Thursday, Jan. 18
I got your close-up right here, Mr. DeMille! Tough guy Norman Mailer, the writer of choice for paroled murderers, is playing an ex-con in a test pilot for Showtime called Street Time .
The truculent writer and journalist plays Saul (Two Canes) Cahan, a Jewish wise guy back on the streets after 27 years in jail. Upon Saul’s release, he is assigned a parole officer–a part played by Mr. Mailer’s son Stephen, an actor in such films as Ride with the Devil .
Street Time producer Rachel Grady said that the Mailers got involved in the project because of director Richard ( Slam ) Stratton, a longtime family friend and an ex-con himself. “They are old, old friends,” Ms. Grady said.
The pilot, which was filmed last October in the U.S. Probation Department in Brooklyn, features a cast that includes a number of actual parolees and probation officers–including Larry Goldman, a senior federal probation and parole officer in the government’s special offenders unit.
Asked what it was like to work with the elder Mr. Mailer, Mr. Goldman said, “Well, it was intimidating. And interesting. He really has an aura about him. I mean, here’s a man that has a very established career–I think he’s written a few plays and books–and so it was an honor.”
Was Mr. Mailer’s performance convincing? “Yeah,” Mr. Goldman said. “He has a certain rough kind of look about him–his voice, his mannerisms. He doesn’t have the Italian thing to him, but he could pull it off.”
Not surprising, considering Mr. Mailer’s tough-guy act hasn’t always been an act, noted Ms. Grady. “Norman has had his own run-ins with the police,” she said. “But he’s a sweetheart now and he walks with two canes.”
Tonight on Showtime, The Mod Squad , the film that marked the end of the nation’s Claire Danes fixation. [SHO, 48, 10:30 p.m.]
Friday, Jan. 19
VH1’s 100 Greatest Albums of Rock & Roll this evening features albums 60 through 41. No, it does not include Shooting Rubberbands at the Stars by Edie Brickell & New Bohemians, which is still on heavy rotation in your friend’s Brooklyn apartment. [VH1, 19, 8 p.m.]
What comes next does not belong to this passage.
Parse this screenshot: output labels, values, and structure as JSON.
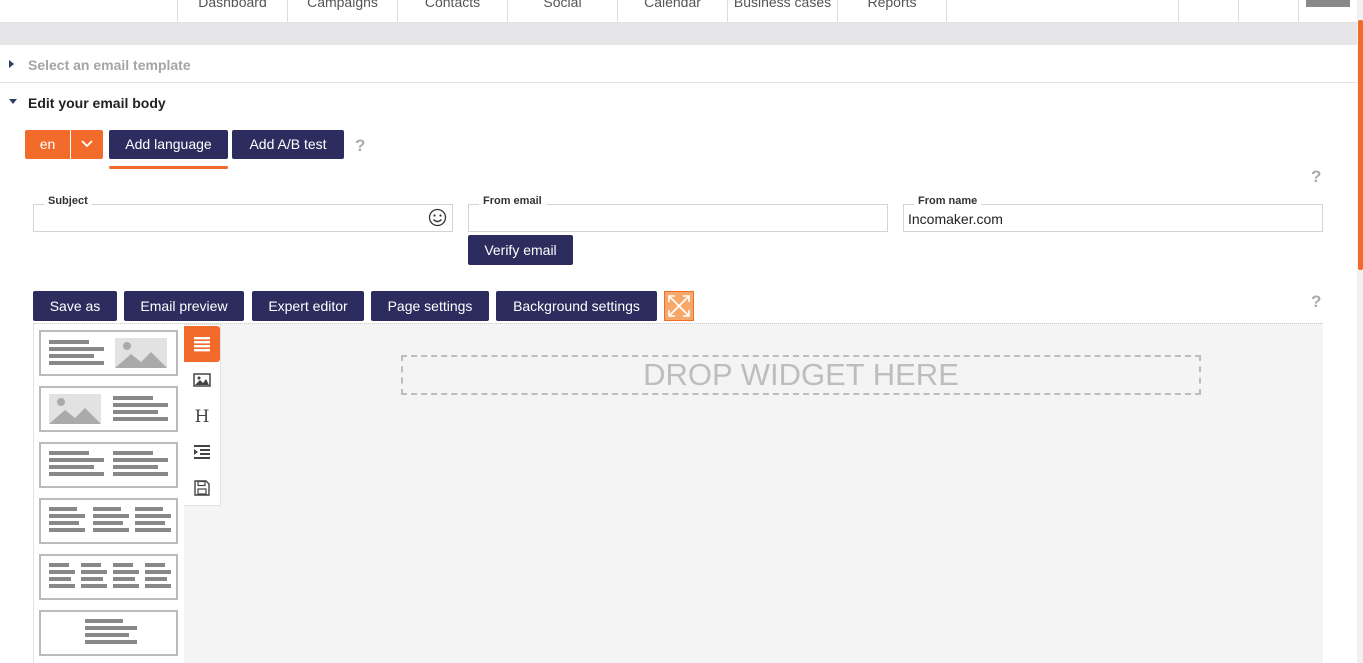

Saturday, Jan. 20
Tonight is the rebroadcast of the two-hour premiere of A&E’s 100 Centre Street , the New York City-filmed crime drama directed by Sidney Lumet. [A&E, 16, 10 p.m.]
Sunday, Jan. 21
Harvey Weinstein and his Miramax posse ( All the Pretty Horses , Chocolat ) warm chairs at tonight’s Golden Globe Awards . [WNBC, 4, 8 p.m.]
Monday, Jan. 22
Trying to ward off Survivor II , NBC announced it will tack an extra 10 minutes onto future episodes of Friends . Inspired, CBS announced it will remove 20 minutes from future episodes of Yes, Dear . [WCBS, 2, 8:30 p.m.]
Tuesday, Jan. 23
Tonight, the seamy Biography digs up poor old Bob Crane of Hogan’s Heroes . [A&E, 16, 8 p.m.]